Mohammed Moatassim held an informal meeting with five union representatives at his home in Rabat on Sunday, media reported.
One of those present, Democratic Federation of Labour secretary general Abderrahmane Azzouzi, told AFP the advisor "announced to us that the king has decided to start political, economic and social reforms." He also "specified that Morocco cannot remain indifferent to what is happening around it," Azzouzi said.
"Mr Moatassim told us that it is not because there is no fire here that we must not react," he said, referring to popular uprisings under way in Arab countries, with ones in Tunisia and Egypt toppling their leaders.
The meeting took place a week after thousands of people rallied on February 20 to demand political reform and limits on the powers of the king, who took the throne in 1999.
Though largely peaceful, the protest was followed by unrest that left six people dead.

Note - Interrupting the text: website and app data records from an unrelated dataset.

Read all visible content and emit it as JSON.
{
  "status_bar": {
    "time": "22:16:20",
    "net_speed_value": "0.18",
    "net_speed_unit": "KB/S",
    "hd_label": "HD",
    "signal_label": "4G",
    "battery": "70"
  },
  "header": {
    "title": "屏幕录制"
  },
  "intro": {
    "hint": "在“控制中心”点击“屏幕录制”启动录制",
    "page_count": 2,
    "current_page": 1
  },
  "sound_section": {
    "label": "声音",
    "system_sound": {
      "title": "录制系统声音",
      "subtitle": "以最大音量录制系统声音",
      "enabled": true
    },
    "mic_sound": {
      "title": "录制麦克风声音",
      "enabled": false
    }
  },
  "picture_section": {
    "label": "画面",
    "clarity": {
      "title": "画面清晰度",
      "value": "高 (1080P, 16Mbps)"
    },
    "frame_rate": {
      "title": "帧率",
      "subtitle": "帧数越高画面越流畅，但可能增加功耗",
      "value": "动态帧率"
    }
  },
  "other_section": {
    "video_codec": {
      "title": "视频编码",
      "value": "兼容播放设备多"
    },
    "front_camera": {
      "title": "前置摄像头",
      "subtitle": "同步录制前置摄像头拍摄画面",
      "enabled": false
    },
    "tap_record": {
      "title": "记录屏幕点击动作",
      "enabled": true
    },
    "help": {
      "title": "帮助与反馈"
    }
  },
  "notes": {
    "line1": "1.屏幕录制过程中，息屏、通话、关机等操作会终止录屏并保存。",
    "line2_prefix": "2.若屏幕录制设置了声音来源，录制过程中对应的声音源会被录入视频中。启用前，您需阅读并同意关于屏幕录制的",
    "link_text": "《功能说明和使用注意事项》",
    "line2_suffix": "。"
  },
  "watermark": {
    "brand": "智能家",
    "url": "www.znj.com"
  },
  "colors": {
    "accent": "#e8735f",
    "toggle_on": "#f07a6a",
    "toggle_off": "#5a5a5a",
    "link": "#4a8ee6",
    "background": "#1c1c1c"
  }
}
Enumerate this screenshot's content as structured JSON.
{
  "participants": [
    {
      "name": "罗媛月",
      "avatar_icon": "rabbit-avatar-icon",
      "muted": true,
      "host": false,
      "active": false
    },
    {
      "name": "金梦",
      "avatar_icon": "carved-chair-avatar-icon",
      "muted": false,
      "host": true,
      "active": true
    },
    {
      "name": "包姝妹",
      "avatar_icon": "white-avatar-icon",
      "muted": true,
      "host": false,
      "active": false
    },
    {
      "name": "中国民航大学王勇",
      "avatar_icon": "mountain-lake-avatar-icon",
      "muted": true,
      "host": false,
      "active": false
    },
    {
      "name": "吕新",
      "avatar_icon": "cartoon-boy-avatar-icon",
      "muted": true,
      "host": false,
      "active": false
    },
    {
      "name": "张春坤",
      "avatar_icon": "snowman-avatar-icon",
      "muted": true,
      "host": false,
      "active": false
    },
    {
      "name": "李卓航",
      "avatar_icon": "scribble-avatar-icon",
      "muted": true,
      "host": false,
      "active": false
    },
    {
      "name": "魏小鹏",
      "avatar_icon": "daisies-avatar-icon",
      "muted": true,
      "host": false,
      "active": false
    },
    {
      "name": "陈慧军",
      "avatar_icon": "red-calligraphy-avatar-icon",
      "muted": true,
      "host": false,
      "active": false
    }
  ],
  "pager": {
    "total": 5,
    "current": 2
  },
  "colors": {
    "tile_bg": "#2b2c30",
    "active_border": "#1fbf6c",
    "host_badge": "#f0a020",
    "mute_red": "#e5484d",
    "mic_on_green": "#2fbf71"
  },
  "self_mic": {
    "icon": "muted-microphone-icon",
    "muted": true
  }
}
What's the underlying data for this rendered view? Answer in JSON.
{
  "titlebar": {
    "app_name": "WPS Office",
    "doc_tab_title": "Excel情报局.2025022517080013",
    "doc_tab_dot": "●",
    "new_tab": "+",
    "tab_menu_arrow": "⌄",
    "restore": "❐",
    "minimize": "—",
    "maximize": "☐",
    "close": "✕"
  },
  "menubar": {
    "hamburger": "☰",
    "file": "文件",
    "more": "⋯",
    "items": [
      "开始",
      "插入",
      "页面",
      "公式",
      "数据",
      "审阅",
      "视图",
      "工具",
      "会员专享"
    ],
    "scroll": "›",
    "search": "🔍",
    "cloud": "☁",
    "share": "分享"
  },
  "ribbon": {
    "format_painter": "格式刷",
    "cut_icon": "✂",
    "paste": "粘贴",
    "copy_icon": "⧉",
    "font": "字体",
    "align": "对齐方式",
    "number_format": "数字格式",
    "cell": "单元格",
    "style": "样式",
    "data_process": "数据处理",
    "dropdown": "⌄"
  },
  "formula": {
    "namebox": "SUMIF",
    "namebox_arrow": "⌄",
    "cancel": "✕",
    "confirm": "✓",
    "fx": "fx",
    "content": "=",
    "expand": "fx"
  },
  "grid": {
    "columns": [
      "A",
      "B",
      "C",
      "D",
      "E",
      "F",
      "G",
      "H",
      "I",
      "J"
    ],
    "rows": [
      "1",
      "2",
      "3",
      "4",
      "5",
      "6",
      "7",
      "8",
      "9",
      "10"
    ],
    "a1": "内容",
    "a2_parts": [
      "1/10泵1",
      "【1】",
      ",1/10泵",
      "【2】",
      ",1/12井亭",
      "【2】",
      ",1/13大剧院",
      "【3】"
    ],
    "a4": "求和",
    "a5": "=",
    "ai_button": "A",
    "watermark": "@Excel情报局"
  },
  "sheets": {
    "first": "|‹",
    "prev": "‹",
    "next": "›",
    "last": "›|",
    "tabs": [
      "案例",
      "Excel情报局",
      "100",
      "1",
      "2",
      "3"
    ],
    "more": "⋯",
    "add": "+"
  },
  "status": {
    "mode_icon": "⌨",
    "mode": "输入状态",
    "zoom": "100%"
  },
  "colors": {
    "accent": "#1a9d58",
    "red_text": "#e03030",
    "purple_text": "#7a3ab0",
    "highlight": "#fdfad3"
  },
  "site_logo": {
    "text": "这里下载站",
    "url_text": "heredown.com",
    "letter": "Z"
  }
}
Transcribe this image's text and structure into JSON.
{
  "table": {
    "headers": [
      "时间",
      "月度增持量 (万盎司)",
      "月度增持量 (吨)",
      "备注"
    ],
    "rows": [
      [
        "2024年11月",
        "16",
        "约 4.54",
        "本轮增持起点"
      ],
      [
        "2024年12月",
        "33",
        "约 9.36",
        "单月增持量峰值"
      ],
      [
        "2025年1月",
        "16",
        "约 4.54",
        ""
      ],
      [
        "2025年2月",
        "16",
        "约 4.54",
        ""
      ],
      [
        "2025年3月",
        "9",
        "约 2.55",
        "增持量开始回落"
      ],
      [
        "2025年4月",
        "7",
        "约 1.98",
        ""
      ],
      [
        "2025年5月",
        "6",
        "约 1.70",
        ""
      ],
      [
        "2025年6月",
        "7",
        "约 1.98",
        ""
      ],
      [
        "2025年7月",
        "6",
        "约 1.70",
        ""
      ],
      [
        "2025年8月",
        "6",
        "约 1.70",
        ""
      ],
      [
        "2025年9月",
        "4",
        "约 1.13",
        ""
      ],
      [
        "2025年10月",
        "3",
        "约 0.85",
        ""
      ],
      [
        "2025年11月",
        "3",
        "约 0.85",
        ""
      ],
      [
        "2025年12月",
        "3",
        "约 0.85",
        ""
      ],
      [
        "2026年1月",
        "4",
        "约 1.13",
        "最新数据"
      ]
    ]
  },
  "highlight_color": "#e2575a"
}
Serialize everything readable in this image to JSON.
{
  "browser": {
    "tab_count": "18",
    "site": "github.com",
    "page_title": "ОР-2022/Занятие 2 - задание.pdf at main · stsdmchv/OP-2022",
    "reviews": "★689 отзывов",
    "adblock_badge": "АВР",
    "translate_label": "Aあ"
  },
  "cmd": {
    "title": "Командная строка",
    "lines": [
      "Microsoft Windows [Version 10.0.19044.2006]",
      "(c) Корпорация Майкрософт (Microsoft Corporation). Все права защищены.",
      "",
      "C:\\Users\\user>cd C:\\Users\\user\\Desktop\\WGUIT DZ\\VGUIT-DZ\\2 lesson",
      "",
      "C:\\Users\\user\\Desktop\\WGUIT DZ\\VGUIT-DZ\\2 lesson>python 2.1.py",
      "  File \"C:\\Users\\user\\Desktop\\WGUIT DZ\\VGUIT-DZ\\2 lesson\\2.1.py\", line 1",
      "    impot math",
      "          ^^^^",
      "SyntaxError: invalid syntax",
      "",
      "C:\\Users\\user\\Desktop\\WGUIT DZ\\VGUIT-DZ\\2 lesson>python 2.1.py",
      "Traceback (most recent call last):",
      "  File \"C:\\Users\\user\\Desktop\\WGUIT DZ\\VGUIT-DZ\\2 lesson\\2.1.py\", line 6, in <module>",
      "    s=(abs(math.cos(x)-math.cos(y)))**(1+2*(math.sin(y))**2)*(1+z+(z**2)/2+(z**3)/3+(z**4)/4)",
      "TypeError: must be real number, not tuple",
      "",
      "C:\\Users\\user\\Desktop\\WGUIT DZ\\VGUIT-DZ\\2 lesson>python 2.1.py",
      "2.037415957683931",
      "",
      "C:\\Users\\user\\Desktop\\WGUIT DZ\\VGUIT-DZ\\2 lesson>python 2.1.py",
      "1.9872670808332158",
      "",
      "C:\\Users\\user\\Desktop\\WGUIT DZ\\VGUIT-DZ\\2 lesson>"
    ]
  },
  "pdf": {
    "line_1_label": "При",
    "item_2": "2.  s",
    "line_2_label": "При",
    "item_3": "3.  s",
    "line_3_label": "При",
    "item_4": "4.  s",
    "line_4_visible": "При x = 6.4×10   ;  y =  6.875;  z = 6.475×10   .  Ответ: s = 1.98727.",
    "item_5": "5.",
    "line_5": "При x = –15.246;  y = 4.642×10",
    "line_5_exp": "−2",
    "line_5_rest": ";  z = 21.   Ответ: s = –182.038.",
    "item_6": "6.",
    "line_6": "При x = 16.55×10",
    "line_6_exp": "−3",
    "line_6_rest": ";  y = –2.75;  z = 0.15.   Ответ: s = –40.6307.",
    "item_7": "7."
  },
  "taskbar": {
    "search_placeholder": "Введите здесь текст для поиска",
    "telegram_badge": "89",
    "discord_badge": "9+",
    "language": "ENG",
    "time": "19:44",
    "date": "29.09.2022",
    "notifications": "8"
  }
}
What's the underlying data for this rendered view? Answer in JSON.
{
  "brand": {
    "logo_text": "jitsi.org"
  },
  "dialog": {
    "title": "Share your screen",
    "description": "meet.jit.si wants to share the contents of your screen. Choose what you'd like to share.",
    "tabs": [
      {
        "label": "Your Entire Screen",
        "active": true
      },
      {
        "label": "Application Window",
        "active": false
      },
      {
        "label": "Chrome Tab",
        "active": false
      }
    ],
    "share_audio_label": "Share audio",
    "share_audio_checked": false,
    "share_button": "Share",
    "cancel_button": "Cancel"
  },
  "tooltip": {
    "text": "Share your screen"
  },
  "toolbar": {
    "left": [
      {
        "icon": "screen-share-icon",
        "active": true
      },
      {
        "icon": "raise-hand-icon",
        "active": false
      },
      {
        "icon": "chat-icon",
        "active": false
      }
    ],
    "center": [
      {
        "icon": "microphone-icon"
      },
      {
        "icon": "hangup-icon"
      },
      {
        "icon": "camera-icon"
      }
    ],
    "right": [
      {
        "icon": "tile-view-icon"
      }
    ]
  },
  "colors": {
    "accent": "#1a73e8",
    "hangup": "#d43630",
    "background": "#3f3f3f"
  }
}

Five died in a bank that was set alight and another from injuries caused during "acts of vandalism", according to the official MAP news agency.
After the demonstrations, the government declared that it had "got the message" and would speed up reforms.
On February 26 almost 1,000 people rallied amid a heavy police presence in the country's biggest city Casablanca, to demand political reforms and a new constitution, a witness told AFP.